Hewlett-Packard Co. is bidding $1.5 billion for data storage provider 3Par Inc., offering 33 percent more than what rival Dell Inc. agreed to pay for the company just a week earlier.
The tussle for control of 3Par comes as both HP and Dell have been looking to expand beyond personal computers in search of bigger profits. The company they both want to buy provides products for organizing data on corporate servers. Those tools could help either company go deeper into "cloud computing," the growing practice of offering software on a subscription basis over the Internet.
The offer announced Monday raised questions about the direction HP is taking since CEO Mark Hurd was forced to resign earlier this month.

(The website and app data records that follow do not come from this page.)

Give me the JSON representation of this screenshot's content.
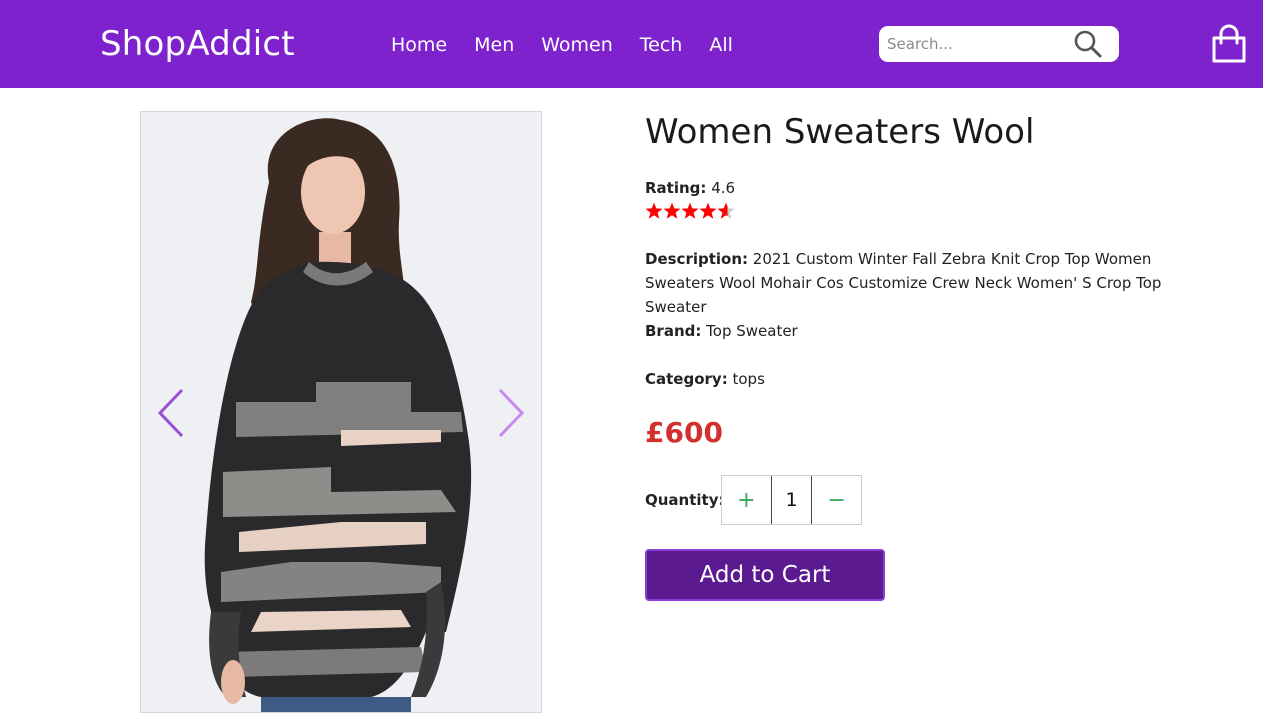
{
  "header": {
    "logo": "ShopAddict",
    "nav": [
      "Home",
      "Men",
      "Women",
      "Tech",
      "All"
    ],
    "search_placeholder": "Search...",
    "search_value": "",
    "search_icon": "search-icon",
    "cart_icon": "shopping-bag-icon",
    "bg_color": "#7e22ce"
  },
  "product": {
    "title": "Women Sweaters Wool",
    "rating_label": "Rating:",
    "rating_value": "4.6",
    "rating_stars": 4.6,
    "rating_max": 5,
    "description_label": "Description:",
    "description": "2021 Custom Winter Fall Zebra Knit Crop Top Women Sweaters Wool Mohair Cos Customize Crew Neck Women' S Crop Top Sweater",
    "brand_label": "Brand:",
    "brand": "Top Sweater",
    "category_label": "Category:",
    "category": "tops",
    "price": "£600",
    "price_color": "#d32f2f",
    "quantity_label": "Quantity:",
    "quantity": "1",
    "qty_plus": "+",
    "qty_minus": "−",
    "add_to_cart": "Add to Cart",
    "star_color": "#ff0000"
  },
  "gallery": {
    "prev_icon": "chevron-left-icon",
    "next_icon": "chevron-right-icon",
    "arrow_color": "#9b4dd9"
  }
}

Hurd was pushed out for filing inaccurate expense reports for his dinners and other outings with a former HP marketing contractor.
Faced with questions about why HP only made an offer for 3Par after Dell jumped in last week with a bid for $1.13 billion, company executives declined to say exactly how long they have been considering the deal, or whether Hurd had been in favor of it.
HP Executive Vice President Dave Donatelli indicated that HP had made a previous offer, but would go only as far as saying, "We've been working on this deal for some time."
HP's bid of $24 per share represents a 33 percent increase over Dell's offer last Monday of $18 per share, which itself had been 87 percent premium over the company's most recent closing price at the time. Including debt, HP valued the deal at about $1.6 billion.
HP, based in Palo Alto, Calif., is the world's biggest computer maker, with Dell trailing at No. 2. But HP has gone further than Dell in stretching beyond the PC market. PC sales made up less than a third of HP's annual revenue of $116 billion during the most recent fiscal year, while they account for more than half of revenue at Dell.
With the acquisition of 3Par, which is based in Fremont, Calif., HP would add to a data storage business that makes up about 13 percent of its revenue.
The software 3Par offers is designed to maximize available space on data storage hardware — a cost-cutting step — by using a technique called "thin provisioning," by which extra capacity can be added as needed.
HP executives cast the acquisition as adding to the one-stop-shop it is building for customers across a broad set of technologies, including data storage, network equipment and servers. The most recent deal in that effort was HP's $2.7 billion acquisition this past April of 3Com Corp., which makes routers and switches that direct Internet and other data traffic.
"Customers want to buy from fewer larger companies that they trust," Donatelli told analysts on a conference call.